Some participants noted the difficulty of the present-moment for the land rights movement as the world suffers the deficits of the planetary damages done by particular colonial settler structures which continue to prevent Indigenous people from doing traditional land-use practices on unceded land. While this moment may open up spaces for inventing new form of extinguishment alongside inventing new forms of creation, how can decolonising concepts like world-building, relationality, and kin-making maintain analytic power and resist co-option and being emptied of meaning and intent of thinking structural transformation? Is structural change possible in institutions premised on extraction and built on the creation of earth deficit? Why is so much of eco-poetics still overwhelmingly focused on ‘empty’ spaces and people-less landscapes? What texts and methods are helpful for bringing to the surface deeply internalised beliefs that have severely constrained the imagining of healthy relations between humans and land?
This conference featured some of the important and rigorous work being done in the area of rethinking current approaches to Indigenous studies as a field in its own right, and highlighted a range of implications and possibilities for how Settler Colonial Studies and Critical Indigenous Studies can be in productive dialogue with each other.

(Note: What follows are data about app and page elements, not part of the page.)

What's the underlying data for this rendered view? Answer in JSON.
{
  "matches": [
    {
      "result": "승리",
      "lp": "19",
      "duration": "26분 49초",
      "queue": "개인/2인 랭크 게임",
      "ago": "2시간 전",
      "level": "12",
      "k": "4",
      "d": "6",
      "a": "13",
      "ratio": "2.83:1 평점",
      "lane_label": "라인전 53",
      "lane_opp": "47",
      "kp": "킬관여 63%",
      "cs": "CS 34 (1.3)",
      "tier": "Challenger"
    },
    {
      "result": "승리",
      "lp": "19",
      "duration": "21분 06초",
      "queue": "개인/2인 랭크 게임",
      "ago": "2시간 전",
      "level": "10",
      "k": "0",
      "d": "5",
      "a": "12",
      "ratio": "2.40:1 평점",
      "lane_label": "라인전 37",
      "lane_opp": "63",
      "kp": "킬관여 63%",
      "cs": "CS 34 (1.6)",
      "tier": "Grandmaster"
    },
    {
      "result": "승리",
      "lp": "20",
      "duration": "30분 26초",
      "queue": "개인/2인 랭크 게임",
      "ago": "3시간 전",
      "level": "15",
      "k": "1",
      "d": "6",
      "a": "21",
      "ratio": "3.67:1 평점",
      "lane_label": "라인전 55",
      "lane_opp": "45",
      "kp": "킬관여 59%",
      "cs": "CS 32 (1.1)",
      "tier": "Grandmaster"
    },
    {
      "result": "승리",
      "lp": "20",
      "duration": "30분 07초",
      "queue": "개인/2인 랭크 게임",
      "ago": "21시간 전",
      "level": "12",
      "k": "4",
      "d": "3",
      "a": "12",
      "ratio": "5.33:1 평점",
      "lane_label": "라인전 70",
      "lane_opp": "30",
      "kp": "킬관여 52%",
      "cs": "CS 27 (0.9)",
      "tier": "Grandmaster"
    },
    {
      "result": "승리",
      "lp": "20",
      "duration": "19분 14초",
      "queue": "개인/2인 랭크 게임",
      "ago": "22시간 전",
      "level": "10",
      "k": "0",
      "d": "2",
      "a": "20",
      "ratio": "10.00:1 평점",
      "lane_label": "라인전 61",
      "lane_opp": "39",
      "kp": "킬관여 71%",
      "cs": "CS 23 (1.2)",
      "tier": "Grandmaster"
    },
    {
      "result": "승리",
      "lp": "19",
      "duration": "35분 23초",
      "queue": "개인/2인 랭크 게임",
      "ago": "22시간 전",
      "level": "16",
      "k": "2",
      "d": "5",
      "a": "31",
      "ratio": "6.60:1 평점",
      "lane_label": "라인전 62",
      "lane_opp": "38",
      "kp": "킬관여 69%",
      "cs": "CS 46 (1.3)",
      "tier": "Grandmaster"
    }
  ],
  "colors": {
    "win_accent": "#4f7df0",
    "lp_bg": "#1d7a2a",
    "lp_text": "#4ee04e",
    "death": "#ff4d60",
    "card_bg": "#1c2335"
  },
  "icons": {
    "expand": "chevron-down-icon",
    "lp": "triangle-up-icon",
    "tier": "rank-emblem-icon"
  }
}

Dr. Megan Kuster
ERC Postdoctoral Fellow, SouthHem
Image: Tommy McRae and Mickey of Ulladulla, ‘Sketch of Squatters’, (1864), State Library of New South Wales (CC BY 4.0).